**Instructions to follow:**
Whenever a line in the listing contains "avatar", copy that line.

**Study material:**
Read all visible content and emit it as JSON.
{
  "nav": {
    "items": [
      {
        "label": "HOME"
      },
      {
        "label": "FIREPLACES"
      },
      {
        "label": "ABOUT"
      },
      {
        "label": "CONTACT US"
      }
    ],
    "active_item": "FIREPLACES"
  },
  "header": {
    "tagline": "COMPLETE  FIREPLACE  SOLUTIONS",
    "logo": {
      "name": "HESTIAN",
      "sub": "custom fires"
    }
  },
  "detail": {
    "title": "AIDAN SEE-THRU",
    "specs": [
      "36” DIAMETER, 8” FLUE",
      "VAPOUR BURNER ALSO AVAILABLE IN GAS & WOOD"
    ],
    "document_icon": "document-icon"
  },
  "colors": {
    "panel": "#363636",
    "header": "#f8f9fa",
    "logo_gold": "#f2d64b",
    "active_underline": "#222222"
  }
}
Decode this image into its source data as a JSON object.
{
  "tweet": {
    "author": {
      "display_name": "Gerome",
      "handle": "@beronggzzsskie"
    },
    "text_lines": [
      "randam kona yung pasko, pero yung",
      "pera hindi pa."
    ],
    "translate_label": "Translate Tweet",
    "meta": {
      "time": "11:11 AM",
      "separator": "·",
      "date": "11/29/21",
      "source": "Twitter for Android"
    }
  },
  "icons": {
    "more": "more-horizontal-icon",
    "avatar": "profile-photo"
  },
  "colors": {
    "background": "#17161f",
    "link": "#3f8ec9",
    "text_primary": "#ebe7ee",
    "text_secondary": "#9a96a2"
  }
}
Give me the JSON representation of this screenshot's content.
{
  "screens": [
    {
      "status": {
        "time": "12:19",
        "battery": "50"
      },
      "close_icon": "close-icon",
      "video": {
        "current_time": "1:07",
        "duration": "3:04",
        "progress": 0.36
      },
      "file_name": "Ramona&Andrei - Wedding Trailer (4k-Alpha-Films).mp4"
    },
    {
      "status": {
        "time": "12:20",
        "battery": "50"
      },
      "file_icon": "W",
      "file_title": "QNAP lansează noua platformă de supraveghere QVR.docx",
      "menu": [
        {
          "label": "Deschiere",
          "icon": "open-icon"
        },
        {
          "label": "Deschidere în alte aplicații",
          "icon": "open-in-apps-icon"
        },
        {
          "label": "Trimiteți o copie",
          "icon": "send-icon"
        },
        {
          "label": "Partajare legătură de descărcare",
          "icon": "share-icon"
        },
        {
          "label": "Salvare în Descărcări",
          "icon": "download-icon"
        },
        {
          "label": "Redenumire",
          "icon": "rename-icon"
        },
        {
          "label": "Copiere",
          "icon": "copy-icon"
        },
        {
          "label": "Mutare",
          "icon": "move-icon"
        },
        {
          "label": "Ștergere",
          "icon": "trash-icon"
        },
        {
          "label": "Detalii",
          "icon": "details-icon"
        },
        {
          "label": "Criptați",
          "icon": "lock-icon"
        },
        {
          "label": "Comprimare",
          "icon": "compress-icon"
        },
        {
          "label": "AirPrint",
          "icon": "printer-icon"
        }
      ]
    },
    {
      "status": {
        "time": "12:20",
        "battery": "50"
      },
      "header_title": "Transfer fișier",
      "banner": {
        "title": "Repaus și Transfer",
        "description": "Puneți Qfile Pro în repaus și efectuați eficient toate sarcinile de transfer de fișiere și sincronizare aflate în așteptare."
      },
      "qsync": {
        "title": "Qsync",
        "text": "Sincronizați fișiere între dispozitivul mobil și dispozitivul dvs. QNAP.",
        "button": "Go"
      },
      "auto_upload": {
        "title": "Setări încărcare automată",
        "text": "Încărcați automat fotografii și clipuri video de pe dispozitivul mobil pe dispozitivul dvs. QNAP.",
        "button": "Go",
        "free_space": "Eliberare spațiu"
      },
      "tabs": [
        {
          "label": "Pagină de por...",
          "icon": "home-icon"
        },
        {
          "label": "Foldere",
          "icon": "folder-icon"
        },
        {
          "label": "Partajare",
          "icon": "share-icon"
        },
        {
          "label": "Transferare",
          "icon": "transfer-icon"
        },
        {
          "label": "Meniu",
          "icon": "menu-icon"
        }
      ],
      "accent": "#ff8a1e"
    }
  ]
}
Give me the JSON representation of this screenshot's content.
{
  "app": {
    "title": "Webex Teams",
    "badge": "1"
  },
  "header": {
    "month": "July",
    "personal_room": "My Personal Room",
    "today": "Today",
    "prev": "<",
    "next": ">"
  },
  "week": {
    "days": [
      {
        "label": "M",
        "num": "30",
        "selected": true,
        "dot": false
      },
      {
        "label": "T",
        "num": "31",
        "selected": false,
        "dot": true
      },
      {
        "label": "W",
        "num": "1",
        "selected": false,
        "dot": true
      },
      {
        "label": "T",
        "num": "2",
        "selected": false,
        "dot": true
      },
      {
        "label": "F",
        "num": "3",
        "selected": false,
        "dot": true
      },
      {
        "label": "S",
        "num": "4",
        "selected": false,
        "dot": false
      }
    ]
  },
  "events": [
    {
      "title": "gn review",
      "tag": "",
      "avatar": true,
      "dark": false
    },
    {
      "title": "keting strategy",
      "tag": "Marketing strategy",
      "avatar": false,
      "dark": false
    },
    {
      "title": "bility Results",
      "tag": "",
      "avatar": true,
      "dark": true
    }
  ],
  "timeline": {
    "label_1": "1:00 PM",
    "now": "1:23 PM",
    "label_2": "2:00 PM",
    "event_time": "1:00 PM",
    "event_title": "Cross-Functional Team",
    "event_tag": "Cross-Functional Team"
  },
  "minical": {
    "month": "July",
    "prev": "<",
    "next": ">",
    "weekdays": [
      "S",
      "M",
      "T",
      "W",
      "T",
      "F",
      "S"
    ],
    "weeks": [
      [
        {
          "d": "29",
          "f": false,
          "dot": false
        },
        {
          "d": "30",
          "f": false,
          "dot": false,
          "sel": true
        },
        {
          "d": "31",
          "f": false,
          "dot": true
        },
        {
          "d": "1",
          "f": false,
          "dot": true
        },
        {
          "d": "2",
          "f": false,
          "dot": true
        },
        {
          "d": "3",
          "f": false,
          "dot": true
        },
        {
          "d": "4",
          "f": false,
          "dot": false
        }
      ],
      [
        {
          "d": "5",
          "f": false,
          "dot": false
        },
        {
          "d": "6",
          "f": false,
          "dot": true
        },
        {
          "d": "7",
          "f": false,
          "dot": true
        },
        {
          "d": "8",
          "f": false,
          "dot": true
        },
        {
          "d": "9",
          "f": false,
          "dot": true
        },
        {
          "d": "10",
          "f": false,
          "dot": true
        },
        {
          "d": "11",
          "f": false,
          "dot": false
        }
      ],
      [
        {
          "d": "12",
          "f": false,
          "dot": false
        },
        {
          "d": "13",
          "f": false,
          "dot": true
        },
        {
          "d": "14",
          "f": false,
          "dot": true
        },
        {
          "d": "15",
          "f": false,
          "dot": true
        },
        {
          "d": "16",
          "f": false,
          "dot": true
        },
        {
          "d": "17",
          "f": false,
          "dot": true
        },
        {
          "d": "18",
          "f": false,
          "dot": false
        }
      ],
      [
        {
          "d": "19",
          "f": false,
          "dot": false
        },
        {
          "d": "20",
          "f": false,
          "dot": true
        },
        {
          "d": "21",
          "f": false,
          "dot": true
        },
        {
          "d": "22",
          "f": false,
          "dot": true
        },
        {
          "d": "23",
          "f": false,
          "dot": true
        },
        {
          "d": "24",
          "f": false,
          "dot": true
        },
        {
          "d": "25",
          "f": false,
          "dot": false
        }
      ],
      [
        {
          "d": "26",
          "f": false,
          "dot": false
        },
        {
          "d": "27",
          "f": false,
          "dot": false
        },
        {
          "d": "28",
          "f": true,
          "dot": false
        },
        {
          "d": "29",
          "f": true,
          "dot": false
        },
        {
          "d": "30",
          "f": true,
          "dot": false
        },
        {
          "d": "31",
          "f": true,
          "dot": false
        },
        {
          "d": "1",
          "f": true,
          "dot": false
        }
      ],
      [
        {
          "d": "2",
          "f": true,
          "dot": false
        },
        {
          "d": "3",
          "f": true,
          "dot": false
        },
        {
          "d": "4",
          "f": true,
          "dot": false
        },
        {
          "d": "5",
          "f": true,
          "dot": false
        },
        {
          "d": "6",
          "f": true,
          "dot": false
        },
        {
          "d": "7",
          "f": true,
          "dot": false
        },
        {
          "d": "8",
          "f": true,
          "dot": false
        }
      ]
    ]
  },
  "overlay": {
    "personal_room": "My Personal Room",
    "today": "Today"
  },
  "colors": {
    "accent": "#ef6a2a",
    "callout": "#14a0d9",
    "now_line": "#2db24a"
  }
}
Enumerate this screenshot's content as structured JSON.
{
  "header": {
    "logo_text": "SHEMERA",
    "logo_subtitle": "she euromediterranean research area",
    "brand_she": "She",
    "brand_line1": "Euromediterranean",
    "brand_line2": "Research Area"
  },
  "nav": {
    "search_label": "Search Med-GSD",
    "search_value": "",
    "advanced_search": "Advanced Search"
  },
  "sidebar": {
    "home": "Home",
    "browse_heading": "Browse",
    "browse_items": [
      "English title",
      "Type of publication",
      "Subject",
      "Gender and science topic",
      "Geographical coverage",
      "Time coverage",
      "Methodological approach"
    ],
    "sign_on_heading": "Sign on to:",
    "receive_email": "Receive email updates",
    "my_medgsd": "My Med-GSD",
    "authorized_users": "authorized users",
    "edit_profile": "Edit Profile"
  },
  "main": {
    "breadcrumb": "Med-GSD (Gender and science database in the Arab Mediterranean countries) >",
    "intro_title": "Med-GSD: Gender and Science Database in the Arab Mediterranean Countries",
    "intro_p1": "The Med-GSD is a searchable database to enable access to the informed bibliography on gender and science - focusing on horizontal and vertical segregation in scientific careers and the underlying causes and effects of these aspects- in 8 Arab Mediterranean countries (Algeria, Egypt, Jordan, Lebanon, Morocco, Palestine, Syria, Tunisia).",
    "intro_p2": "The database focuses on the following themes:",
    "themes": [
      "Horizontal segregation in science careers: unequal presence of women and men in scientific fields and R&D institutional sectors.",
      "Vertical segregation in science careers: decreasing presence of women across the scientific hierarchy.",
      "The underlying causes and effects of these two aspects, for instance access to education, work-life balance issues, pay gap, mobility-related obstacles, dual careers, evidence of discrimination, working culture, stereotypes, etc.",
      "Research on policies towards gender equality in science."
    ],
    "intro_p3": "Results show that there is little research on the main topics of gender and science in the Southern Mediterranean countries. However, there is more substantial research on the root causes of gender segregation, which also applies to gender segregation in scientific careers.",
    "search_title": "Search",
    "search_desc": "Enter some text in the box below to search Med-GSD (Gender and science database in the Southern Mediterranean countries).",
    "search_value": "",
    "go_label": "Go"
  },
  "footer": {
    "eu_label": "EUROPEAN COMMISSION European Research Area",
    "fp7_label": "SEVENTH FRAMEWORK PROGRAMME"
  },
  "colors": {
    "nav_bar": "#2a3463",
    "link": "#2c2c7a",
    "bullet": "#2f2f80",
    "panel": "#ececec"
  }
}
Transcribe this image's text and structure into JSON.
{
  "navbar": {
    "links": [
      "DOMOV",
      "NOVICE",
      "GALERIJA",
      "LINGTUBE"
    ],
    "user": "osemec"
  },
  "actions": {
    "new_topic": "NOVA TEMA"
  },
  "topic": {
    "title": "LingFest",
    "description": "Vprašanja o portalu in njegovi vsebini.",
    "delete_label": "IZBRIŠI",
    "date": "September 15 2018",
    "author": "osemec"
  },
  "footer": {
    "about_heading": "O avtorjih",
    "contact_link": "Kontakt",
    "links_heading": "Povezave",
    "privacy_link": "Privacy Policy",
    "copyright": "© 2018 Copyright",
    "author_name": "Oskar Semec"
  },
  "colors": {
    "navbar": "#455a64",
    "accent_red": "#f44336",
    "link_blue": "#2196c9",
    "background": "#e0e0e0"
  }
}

**Completed exercise:**
    "avatar": "profile-photo"
      "avatar": true,
      "avatar": false,
      "avatar": true,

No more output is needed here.